To do
The expected reply is all of the data, returned exactly.

Records for processing
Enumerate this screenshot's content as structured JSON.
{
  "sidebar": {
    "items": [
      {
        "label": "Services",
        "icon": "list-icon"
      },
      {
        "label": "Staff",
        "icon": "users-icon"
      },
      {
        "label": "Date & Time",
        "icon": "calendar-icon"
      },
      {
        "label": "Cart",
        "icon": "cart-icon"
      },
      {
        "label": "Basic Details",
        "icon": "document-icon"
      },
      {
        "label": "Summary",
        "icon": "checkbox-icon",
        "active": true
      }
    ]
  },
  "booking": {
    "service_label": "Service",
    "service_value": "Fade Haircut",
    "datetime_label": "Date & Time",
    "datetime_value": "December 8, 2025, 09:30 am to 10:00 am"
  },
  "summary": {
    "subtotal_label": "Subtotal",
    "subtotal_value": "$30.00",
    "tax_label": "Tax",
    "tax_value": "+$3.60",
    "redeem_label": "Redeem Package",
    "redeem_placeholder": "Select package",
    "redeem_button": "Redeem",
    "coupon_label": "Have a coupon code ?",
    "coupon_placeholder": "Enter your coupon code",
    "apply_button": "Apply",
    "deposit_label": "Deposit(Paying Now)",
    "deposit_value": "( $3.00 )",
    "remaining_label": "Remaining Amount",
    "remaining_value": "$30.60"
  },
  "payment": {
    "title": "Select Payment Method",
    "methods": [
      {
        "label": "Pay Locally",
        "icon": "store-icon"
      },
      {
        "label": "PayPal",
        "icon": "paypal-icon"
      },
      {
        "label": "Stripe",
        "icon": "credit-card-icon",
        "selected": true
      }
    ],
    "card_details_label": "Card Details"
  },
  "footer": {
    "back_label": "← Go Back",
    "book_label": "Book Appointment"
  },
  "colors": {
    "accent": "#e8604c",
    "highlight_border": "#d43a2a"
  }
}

Expected output
Enumerate this screenshot's content as structured JSON.
{
  "sidebar": {
    "items": [
      {
        "label": "Services",
        "icon": "list-icon"
      },
      {
        "label": "Staff",
        "icon": "users-icon"
      },
      {
        "label": "Date & Time",
        "icon": "calendar-icon"
      },
      {
        "label": "Cart",
        "icon": "cart-icon"
      },
      {
        "label": "Basic Details",
        "icon": "document-icon"
      },
      {
        "label": "Summary",
        "icon": "checkbox-icon",
        "active": true
      }
    ]
  },
  "booking": {
    "service_label": "Service",
    "service_value": "Fade Haircut",
    "datetime_label": "Date & Time",
    "datetime_value": "December 8, 2025, 09:30 am to 10:00 am"
  },
  "summary": {
    "subtotal_label": "Subtotal",
    "subtotal_value": "$30.00",
    "tax_label": "Tax",
    "tax_value": "+$3.60",
    "redeem_label": "Redeem Package",
    "redeem_placeholder": "Select package",
    "redeem_button": "Redeem",
    "coupon_label": "Have a coupon code ?",
    "coupon_placeholder": "Enter your coupon code",
    "apply_button": "Apply",
    "deposit_label": "Deposit(Paying Now)",
    "deposit_value": "( $3.00 )",
    "remaining_label": "Remaining Amount",
    "remaining_value": "$30.60"
  },
  "payment": {
    "title": "Select Payment Method",
    "methods": [
      {
        "label": "Pay Locally",
        "icon": "store-icon"
      },
      {
        "label": "PayPal",
        "icon": "paypal-icon"
      },
      {
        "label": "Stripe",
        "icon": "credit-card-icon",
        "selected": true
      }
    ],
    "card_details_label": "Card Details"
  },
  "footer": {
    "back_label": "← Go Back",
    "book_label": "Book Appointment"
  },
  "colors": {
    "accent": "#e8604c",
    "highlight_border": "#d43a2a"
  }
}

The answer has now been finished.